▸ **To do**:
Print the entries exactly; skip the pictures.

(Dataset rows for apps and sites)
◆ ◆ ◆
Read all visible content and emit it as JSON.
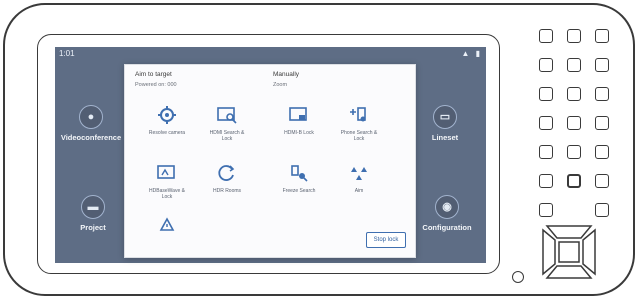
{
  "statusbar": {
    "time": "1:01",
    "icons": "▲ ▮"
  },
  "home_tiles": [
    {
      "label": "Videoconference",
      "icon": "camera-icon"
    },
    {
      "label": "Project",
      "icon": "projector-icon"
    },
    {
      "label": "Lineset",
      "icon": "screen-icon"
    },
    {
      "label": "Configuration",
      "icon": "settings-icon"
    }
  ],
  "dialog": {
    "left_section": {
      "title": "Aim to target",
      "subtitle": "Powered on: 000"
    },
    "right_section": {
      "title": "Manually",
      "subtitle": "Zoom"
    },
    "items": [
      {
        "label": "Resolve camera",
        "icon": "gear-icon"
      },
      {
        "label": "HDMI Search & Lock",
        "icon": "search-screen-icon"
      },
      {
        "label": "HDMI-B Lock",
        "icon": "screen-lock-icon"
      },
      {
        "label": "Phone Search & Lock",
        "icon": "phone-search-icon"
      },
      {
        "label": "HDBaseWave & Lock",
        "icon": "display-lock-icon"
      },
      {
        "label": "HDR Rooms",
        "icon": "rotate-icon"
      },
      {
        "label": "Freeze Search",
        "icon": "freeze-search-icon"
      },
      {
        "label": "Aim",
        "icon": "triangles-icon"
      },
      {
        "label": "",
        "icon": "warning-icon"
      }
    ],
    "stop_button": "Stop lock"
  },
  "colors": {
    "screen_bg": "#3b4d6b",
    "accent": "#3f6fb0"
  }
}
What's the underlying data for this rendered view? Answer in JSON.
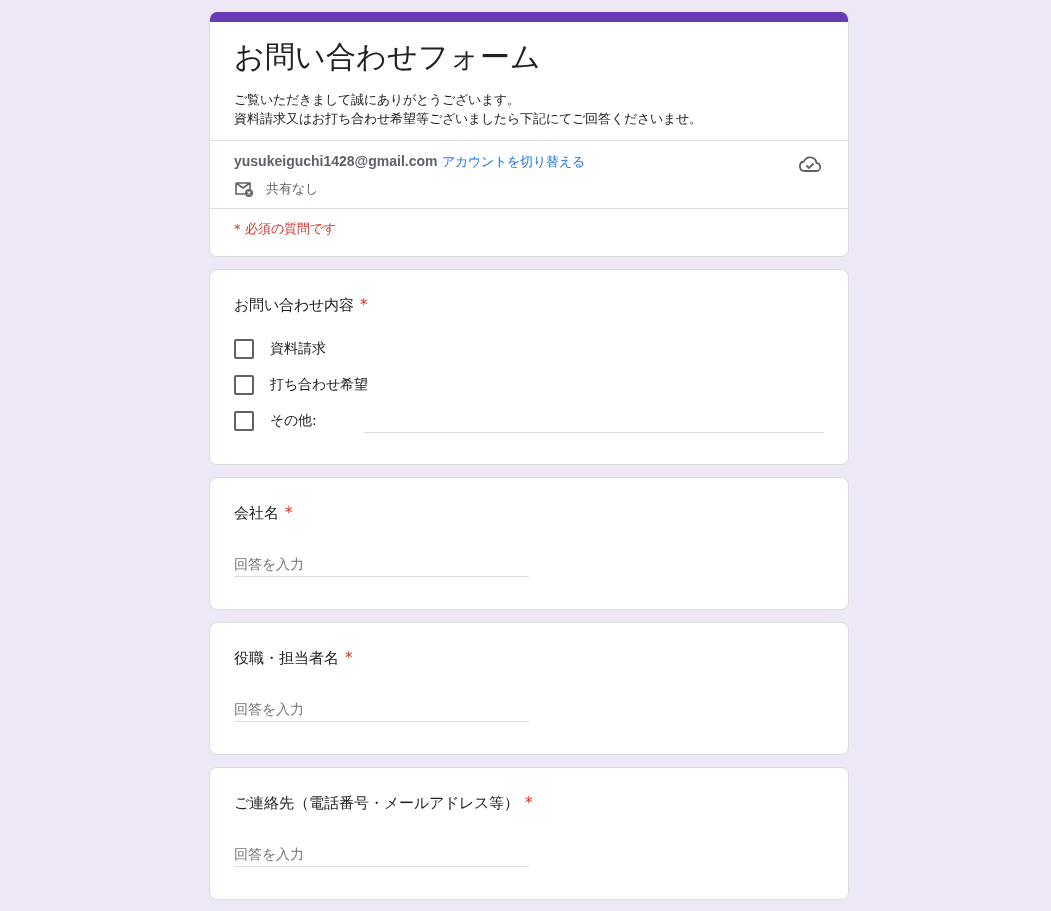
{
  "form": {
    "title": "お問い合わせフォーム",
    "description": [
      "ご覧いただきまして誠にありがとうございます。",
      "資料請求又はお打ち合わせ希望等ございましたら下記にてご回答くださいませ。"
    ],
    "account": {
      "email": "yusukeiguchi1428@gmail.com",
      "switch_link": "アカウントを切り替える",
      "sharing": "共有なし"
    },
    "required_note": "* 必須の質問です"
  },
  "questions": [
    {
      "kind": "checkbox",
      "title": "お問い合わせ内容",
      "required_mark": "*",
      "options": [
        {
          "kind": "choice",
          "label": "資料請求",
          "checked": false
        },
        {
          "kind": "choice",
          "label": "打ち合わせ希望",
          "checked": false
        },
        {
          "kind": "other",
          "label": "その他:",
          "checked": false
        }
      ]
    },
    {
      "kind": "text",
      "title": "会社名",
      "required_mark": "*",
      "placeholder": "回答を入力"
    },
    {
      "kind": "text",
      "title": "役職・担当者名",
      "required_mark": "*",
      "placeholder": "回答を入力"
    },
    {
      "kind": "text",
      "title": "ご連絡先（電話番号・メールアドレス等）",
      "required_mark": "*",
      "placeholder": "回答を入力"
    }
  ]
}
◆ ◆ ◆
▸ **Answer to this task**:
Read all visible content and emit it as JSON.
{
  "statusbar": {
    "time": "1:01",
    "icons": "▲ ▮"
  },
  "home_tiles": [
    {
      "label": "Videoconference",
      "icon": "camera-icon"
    },
    {
      "label": "Project",
      "icon": "projector-icon"
    },
    {
      "label": "Lineset",
      "icon": "screen-icon"
    },
    {
      "label": "Configuration",
      "icon": "settings-icon"
    }
  ],
  "dialog": {
    "left_section": {
      "title": "Aim to target",
      "subtitle": "Powered on: 000"
    },
    "right_section": {
      "title": "Manually",
      "subtitle": "Zoom"
    },
    "items": [
      {
        "label": "Resolve camera",
        "icon": "gear-icon"
      },
      {
        "label": "HDMI Search & Lock",
        "icon": "search-screen-icon"
      },
      {
        "label": "HDMI-B Lock",
        "icon": "screen-lock-icon"
      },
      {
        "label": "Phone Search & Lock",
        "icon": "phone-search-icon"
      },
      {
        "label": "HDBaseWave & Lock",
        "icon": "display-lock-icon"
      },
      {
        "label": "HDR Rooms",
        "icon": "rotate-icon"
      },
      {
        "label": "Freeze Search",
        "icon": "freeze-search-icon"
      },
      {
        "label": "Aim",
        "icon": "triangles-icon"
      },
      {
        "label": "",
        "icon": "warning-icon"
      }
    ],
    "stop_button": "Stop lock"
  },
  "colors": {
    "screen_bg": "#3b4d6b",
    "accent": "#3f6fb0"
  }
}
What's the underlying data for this rendered view? Answer in JSON.
{
  "form": {
    "title": "お問い合わせフォーム",
    "description": [
      "ご覧いただきまして誠にありがとうございます。",
      "資料請求又はお打ち合わせ希望等ございましたら下記にてご回答くださいませ。"
    ],
    "account": {
      "email": "yusukeiguchi1428@gmail.com",
      "switch_link": "アカウントを切り替える",
      "sharing": "共有なし"
    },
    "required_note": "* 必須の質問です"
  },
  "questions": [
    {
      "kind": "checkbox",
      "title": "お問い合わせ内容",
      "required_mark": "*",
      "options": [
        {
          "kind": "choice",
          "label": "資料請求",
          "checked": false
        },
        {
          "kind": "choice",
          "label": "打ち合わせ希望",
          "checked": false
        },
        {
          "kind": "other",
          "label": "その他:",
          "checked": false
        }
      ]
    },
    {
      "kind": "text",
      "title": "会社名",
      "required_mark": "*",
      "placeholder": "回答を入力"
    },
    {
      "kind": "text",
      "title": "役職・担当者名",
      "required_mark": "*",
      "placeholder": "回答を入力"
    },
    {
      "kind": "text",
      "title": "ご連絡先（電話番号・メールアドレス等）",
      "required_mark": "*",
      "placeholder": "回答を入力"
    }
  ]
}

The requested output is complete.